* **What the exercise asks**:
Provide only the number of lines below that contain the word "않습니다".

▼

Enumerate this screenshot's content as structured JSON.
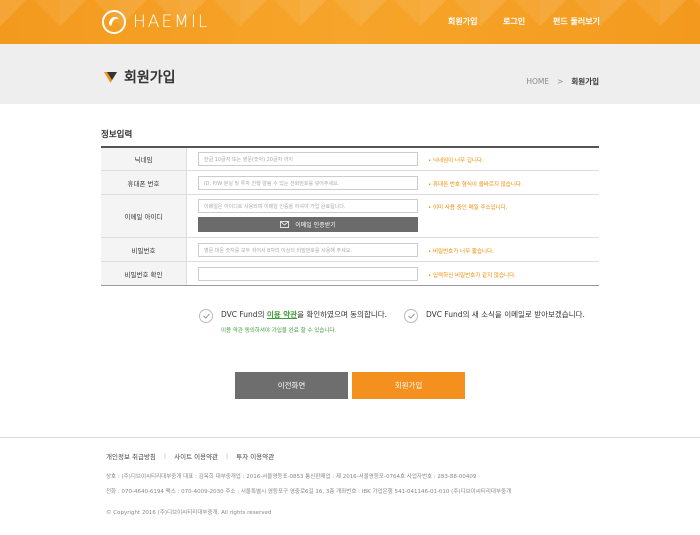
{
  "header": {
    "logo_text": "HAEMIL",
    "nav": [
      "회원가입",
      "로그인",
      "펀드 둘러보기"
    ]
  },
  "title_band": {
    "title": "회원가입",
    "breadcrumb": [
      "HOME",
      ">",
      "회원가입"
    ]
  },
  "form": {
    "section_title": "정보입력",
    "rows": [
      {
        "label": "닉네임",
        "placeholder": "한글 10글자 또는 영문(숫자) 20글자 까지",
        "hint": "• 닉네임이 너무 깁니다."
      },
      {
        "label": "휴대폰 번호",
        "placeholder": "ID, P/W 분실 및 투자 진행 알림 수 있는 전화번호를 넣어주세요.",
        "hint": "• 휴대폰 번호 형식이 올바르지 않습니다."
      },
      {
        "label": "이메일 아이디",
        "placeholder": "이메일은 아이디로 사용되며 이메일 인증을 하셔야 가입 완료됩니다.",
        "hint": "• 이미 사용 중인 메일 주소입니다.",
        "button": "이메일 인증받기"
      },
      {
        "label": "비밀번호",
        "placeholder": "영문 대문 숫자를 모두 섞어서 8자리 이상의 비밀번호를 사용해 주세요.",
        "hint": "• 비밀번호가 너무 짧습니다."
      },
      {
        "label": "비밀번호 확인",
        "placeholder": "",
        "hint": "• 입력하신 비밀번호가 같지 않습니다."
      }
    ]
  },
  "agreements": {
    "terms_prefix": "DVC Fund의 ",
    "terms_link": "이용 약관",
    "terms_suffix": "을 확인하였으며 동의합니다.",
    "terms_sub": "이용 약관 동의하셔야 가입을 완료 할 수 있습니다.",
    "newsletter": "DVC Fund의 새 소식을 이메일로 받아보겠습니다."
  },
  "buttons": {
    "prev": "이전화면",
    "join": "회원가입"
  },
  "footer": {
    "links": [
      "개인정보 취급방침",
      "사이트 이용약관",
      "투자 이용약관"
    ],
    "info_line1": "상호 : (주)디브이씨티리대부중개     대표 : 김옥희     대부중개업 : 2016-서울영등포-0853     통신판매업 : 제 2016-서울영등포-0764호     사업자번호 : 283-88-00409",
    "info_line2": "전화 : 070-4640-6194    팩스 : 070-4009-2030     주소 : 서울특별시 영등포구 영중로6길 16, 3층     개좌번호 : IBK 기업은행 541-041146-01-010 (주)디브이씨티리대부중개",
    "copyright": "© Copyright 2016 (주)디브이씨티리대부중개. All rights reserved"
  },
  "colors": {
    "accent": "#f4901e",
    "link_green": "#3e9b3a",
    "hint_orange": "#f08a00"
  }
}
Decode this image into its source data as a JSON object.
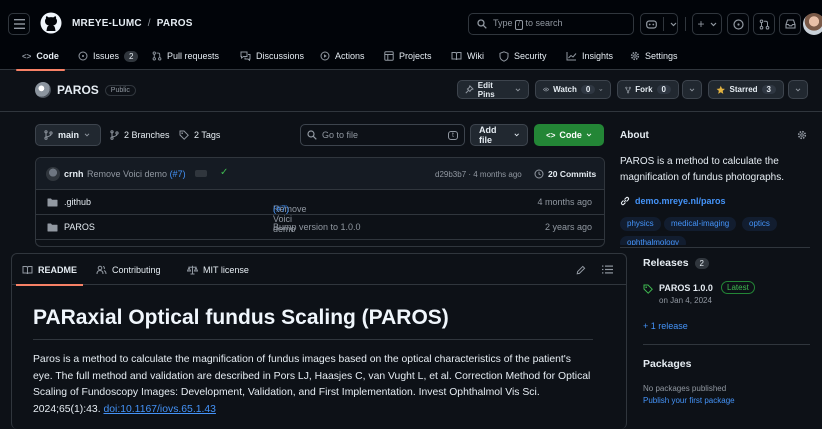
{
  "header": {
    "owner": "MREYE-LUMC",
    "separator": "/",
    "repo": "PAROS",
    "search_prefix": "Type",
    "search_key": "/",
    "search_suffix": "to search",
    "plus": "+"
  },
  "tabs": [
    {
      "label": "Code"
    },
    {
      "label": "Issues",
      "count": "2"
    },
    {
      "label": "Pull requests"
    },
    {
      "label": "Discussions"
    },
    {
      "label": "Actions"
    },
    {
      "label": "Projects"
    },
    {
      "label": "Wiki"
    },
    {
      "label": "Security"
    },
    {
      "label": "Insights"
    },
    {
      "label": "Settings"
    }
  ],
  "repo_header": {
    "name": "PAROS",
    "visibility": "Public",
    "edit_pins": "Edit Pins",
    "watch": "Watch",
    "watch_count": "0",
    "fork": "Fork",
    "fork_count": "0",
    "starred": "Starred",
    "star_count": "3"
  },
  "file_controls": {
    "branch": "main",
    "branches": "2 Branches",
    "tags": "2 Tags",
    "goto_placeholder": "Go to file",
    "goto_key": "t",
    "add_file": "Add file",
    "code": "Code"
  },
  "latest_commit": {
    "author": "crnh",
    "message": "Remove Voici demo",
    "pr": "(#7)",
    "hash_time": "d29b3b7 · 4 months ago",
    "commits": "20 Commits"
  },
  "files": [
    {
      "name": ".github",
      "message": "Remove Voici demo",
      "pr": "(#7)",
      "time": "4 months ago"
    },
    {
      "name": "PAROS",
      "message": "Bump version to 1.0.0",
      "pr": "",
      "time": "2 years ago"
    }
  ],
  "about": {
    "title": "About",
    "description": "PAROS is a method to calculate the magnification of fundus photographs.",
    "website": "demo.mreye.nl/paros",
    "topics": [
      "physics",
      "medical-imaging",
      "optics",
      "ophthalmology"
    ]
  },
  "releases": {
    "title": "Releases",
    "count": "2",
    "latest_name": "PAROS 1.0.0",
    "latest_badge": "Latest",
    "date": "on Jan 4, 2024",
    "more": "+ 1 release"
  },
  "packages": {
    "title": "Packages",
    "none": "No packages published",
    "publish": "Publish your first package"
  },
  "readme": {
    "tabs": [
      "README",
      "Contributing",
      "MIT license"
    ],
    "title": "PARaxial Optical fundus Scaling (PAROS)",
    "body": "Paros is a method to calculate the magnification of fundus images based on the optical characteristics of the patient's eye. The full method and validation are described in Pors LJ, Haasjes C, van Vught L, et al. Correction Method for Optical Scaling of Fundoscopy Images: Development, Validation, and First Implementation. Invest Ophthalmol Vis Sci. 2024;65(1):43.",
    "doi": "doi:10.1167/iovs.65.1.43"
  },
  "colors": {
    "accent": "#f78166",
    "link": "#4493f8",
    "success": "#238636",
    "latest": "#3fb950",
    "star": "#e3b341"
  }
}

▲

* **Reply**:
2